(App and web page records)

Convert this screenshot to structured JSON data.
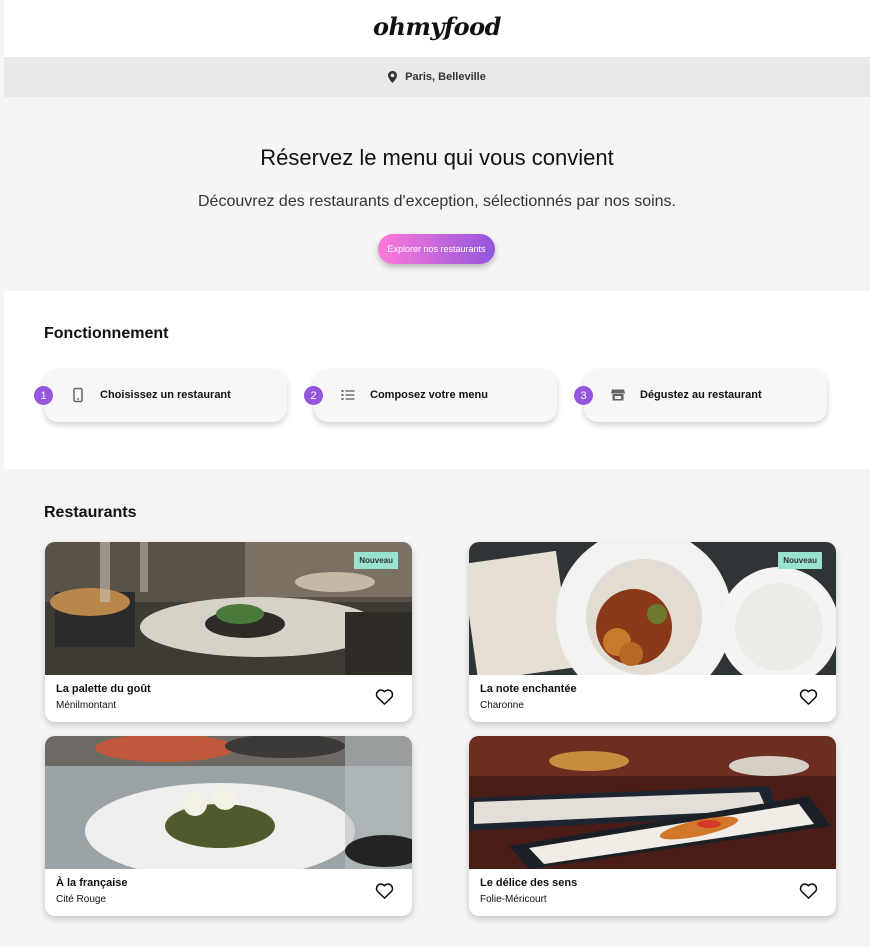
{
  "header": {
    "logo": "ohmyfood"
  },
  "location": {
    "icon": "location-pin-icon",
    "text": "Paris, Belleville"
  },
  "hero": {
    "title": "Réservez le menu qui vous convient",
    "subtitle": "Découvrez des restaurants d'exception, sélectionnés par nos soins.",
    "button_label": "Explorer nos restaurants",
    "button_gradient": [
      "#ff79da",
      "#9356dc"
    ]
  },
  "how": {
    "title": "Fonctionnement",
    "steps": [
      {
        "number": "1",
        "icon": "phone-icon",
        "label": "Choisissez un restaurant"
      },
      {
        "number": "2",
        "icon": "list-icon",
        "label": "Composez votre menu"
      },
      {
        "number": "3",
        "icon": "store-icon",
        "label": "Dégustez au restaurant"
      }
    ]
  },
  "restaurants": {
    "title": "Restaurants",
    "items": [
      {
        "name": "La palette du goût",
        "location": "Ménilmontant",
        "badge": "Nouveau"
      },
      {
        "name": "La note enchantée",
        "location": "Charonne",
        "badge": "Nouveau"
      },
      {
        "name": "À la française",
        "location": "Cité Rouge"
      },
      {
        "name": "Le délice des sens",
        "location": "Folie-Méricourt"
      }
    ]
  },
  "colors": {
    "accent": "#9356dc",
    "badge": "#99e2d0",
    "background": "#f5f5f5"
  }
}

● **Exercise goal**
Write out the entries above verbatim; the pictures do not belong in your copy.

● **Completed exercise**
Convert this screenshot to structured JSON data.
{
  "header": {
    "logo": "ohmyfood"
  },
  "location": {
    "icon": "location-pin-icon",
    "text": "Paris, Belleville"
  },
  "hero": {
    "title": "Réservez le menu qui vous convient",
    "subtitle": "Découvrez des restaurants d'exception, sélectionnés par nos soins.",
    "button_label": "Explorer nos restaurants",
    "button_gradient": [
      "#ff79da",
      "#9356dc"
    ]
  },
  "how": {
    "title": "Fonctionnement",
    "steps": [
      {
        "number": "1",
        "icon": "phone-icon",
        "label": "Choisissez un restaurant"
      },
      {
        "number": "2",
        "icon": "list-icon",
        "label": "Composez votre menu"
      },
      {
        "number": "3",
        "icon": "store-icon",
        "label": "Dégustez au restaurant"
      }
    ]
  },
  "restaurants": {
    "title": "Restaurants",
    "items": [
      {
        "name": "La palette du goût",
        "location": "Ménilmontant",
        "badge": "Nouveau"
      },
      {
        "name": "La note enchantée",
        "location": "Charonne",
        "badge": "Nouveau"
      },
      {
        "name": "À la française",
        "location": "Cité Rouge"
      },
      {
        "name": "Le délice des sens",
        "location": "Folie-Méricourt"
      }
    ]
  },
  "colors": {
    "accent": "#9356dc",
    "badge": "#99e2d0",
    "background": "#f5f5f5"
  }
}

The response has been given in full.